The first thing to establish is what kind of oil the restaurant uses. Always ask, and request to see the oil container if the wait staff give you a vague answer (i.e. “vegetable oil”) because some vegetable oil blends contain corn oil. Most places in Ontario these days use soy or canola oil, but I have recently run across restaurants that use corn oil, corn oil blends, sunflower oil, peanut oil, or olive oil exclusively. Often restaurants use different kinds of oil in their deep fryers than in their other dishes. Also, keep in mind that corn-based breading on someone else’s food may “contaminate” the deep-fryer oil even if it is itself a safe kind of oil.

If the restaurant staff are unsure of what kind of oil they use, but you still want to eat there, you can usually order a dish made with steamed food only, or have them cook your food in a separate pan using butter or olive oil.

Almost all fast food contains corn. The vast majority of burgers are held together with corn products as binders. Most breaded foods and pancakes and buns, breads, English muffins, pizza dough etc. contain corn flour and/or corn starch. McDonalds uses a corn oil blend in their deep-fryers. Salad dressings almost all contain corn derivatives as sweeteners or thickeners. Best to stick to restaurants that aren’t parts of chains. (Wendy’s does serve baked potatoes – but watch that they don’t give you corn-based margarine or dextrose-thickened sour cream on top!)

I’ve found that Asian restaurants use corn in the fewest dishes in general – but be aware that some brands of sushi rice are dusted with corn starch, and that mirin, even imported brands, is often sweetened with corn syrup. (Kokuho Rose is one brand of sushi rice that does not use corn starch). I have not yet found a corn-free tempura mix. Homemade teriyaki sauce is generally safe (it is made from soy sauce and sugar), though it always pays to ask about ingredients when ordering. Oyster sauce also tends to be thickened with corn. Although many Chinese restaurants use corn starch in their sauces, most of the ones in Toronto’s Chinatown seem to prefer potato starch or tapioca starch.

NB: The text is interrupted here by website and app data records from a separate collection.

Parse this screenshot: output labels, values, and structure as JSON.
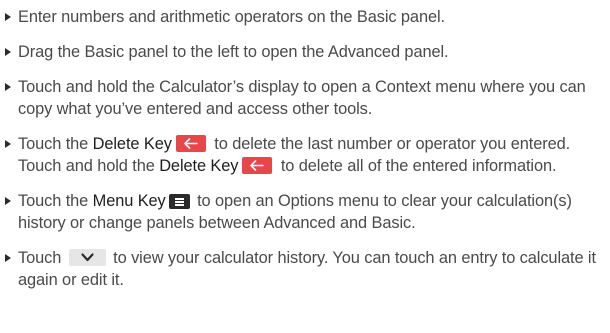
{
  "items": [
    {
      "text": "Enter numbers and arithmetic operators on the Basic panel."
    },
    {
      "text": "Drag the Basic panel to the left to open the Advanced panel."
    },
    {
      "text": "Touch and hold the Calculator’s display to open a Context menu where you can copy what you’ve entered and access other tools."
    },
    {
      "pre": "Touch the ",
      "term1": "Delete Key",
      "mid": " to delete the last number or operator you entered. Touch and hold the ",
      "term2": "Delete Key",
      "post": " to delete all of the entered information."
    },
    {
      "pre": "Touch the ",
      "term": "Menu Key",
      "post": " to open an Options menu to clear your calculation(s) history or change panels between Advanced and Basic."
    },
    {
      "pre": "Touch ",
      "post": " to view your calculator history. You can touch an entry to calculate it again or edit it."
    }
  ],
  "icons": {
    "delete_key": "back-arrow-icon",
    "menu_key": "menu-icon",
    "history": "chevron-down-icon"
  },
  "colors": {
    "delete_key_bg": "#e8464a",
    "menu_key_bg": "#2b2b2b",
    "history_bg": "#e6e6e6"
  }
}
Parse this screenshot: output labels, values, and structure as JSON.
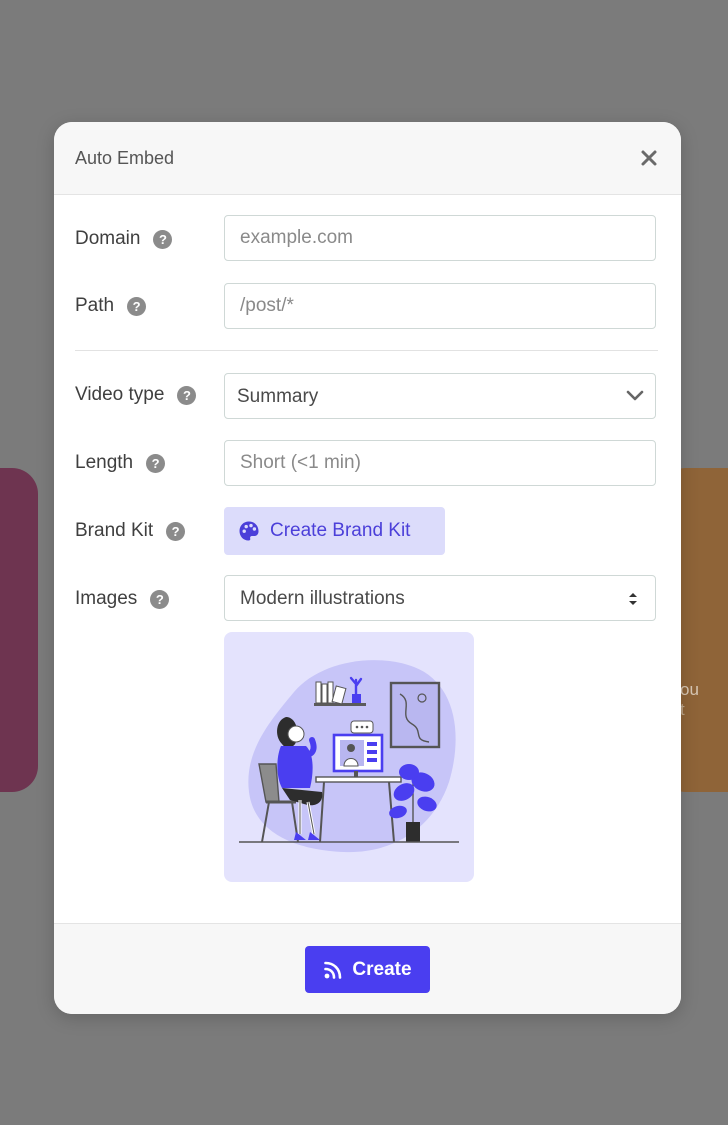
{
  "background": {
    "right_card_text_1": "ou",
    "right_card_text_2": "t"
  },
  "modal": {
    "title": "Auto Embed",
    "close_icon": "close-icon"
  },
  "form": {
    "domain": {
      "label": "Domain",
      "placeholder": "example.com",
      "value": ""
    },
    "path": {
      "label": "Path",
      "placeholder": "/post/*",
      "value": ""
    },
    "video_type": {
      "label": "Video type",
      "selected": "Summary"
    },
    "length": {
      "label": "Length",
      "placeholder": "Short (<1 min)",
      "value": ""
    },
    "brand_kit": {
      "label": "Brand Kit",
      "button_label": "Create Brand Kit",
      "icon": "palette-icon"
    },
    "images": {
      "label": "Images",
      "selected": "Modern illustrations"
    },
    "help_glyph": "?"
  },
  "footer": {
    "create_label": "Create",
    "create_icon": "rss-icon"
  },
  "colors": {
    "accent": "#4a3ef0",
    "accent_light": "#dcdcfb",
    "preview_bg": "#e4e3fd"
  }
}
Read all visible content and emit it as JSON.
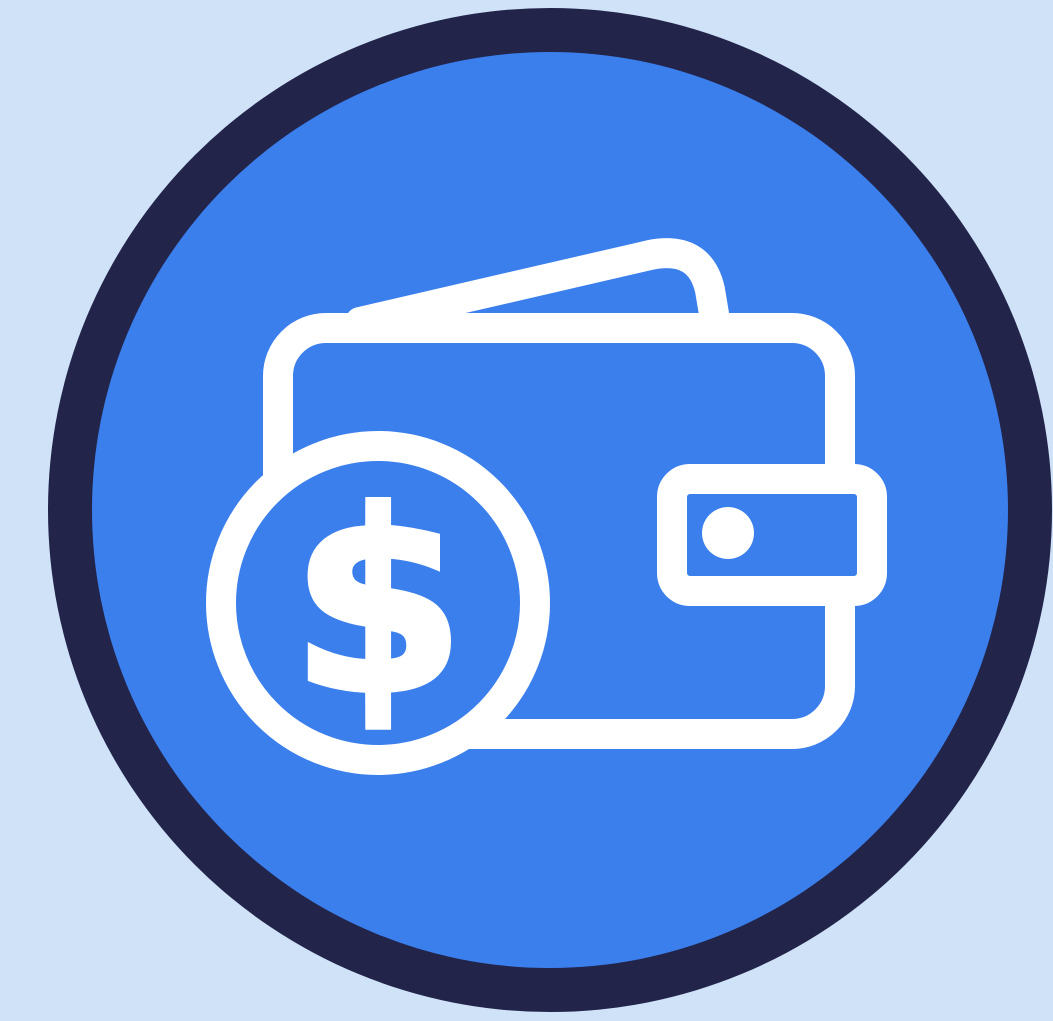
{
  "icon": {
    "name": "wallet-with-dollar-coin-icon",
    "symbol": "$"
  },
  "colors": {
    "background": "#cfe2f8",
    "ring": "#22244a",
    "badge_fill": "#3b7fed",
    "line": "#ffffff"
  }
}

Authentic German and Eastern European restaurants and bakeries also tend not to use corn.

Any restaurant featuring food characteristic of the USA, Mexico, or Central or South America is likely to have corn in most dishes.

Take-out and delivery

Caution! Be alert to the possibility that take-out containers and plastic cutlery may be made from corn! I generally avoid food delivery. If there’s a problem with your order, you can’t send it back.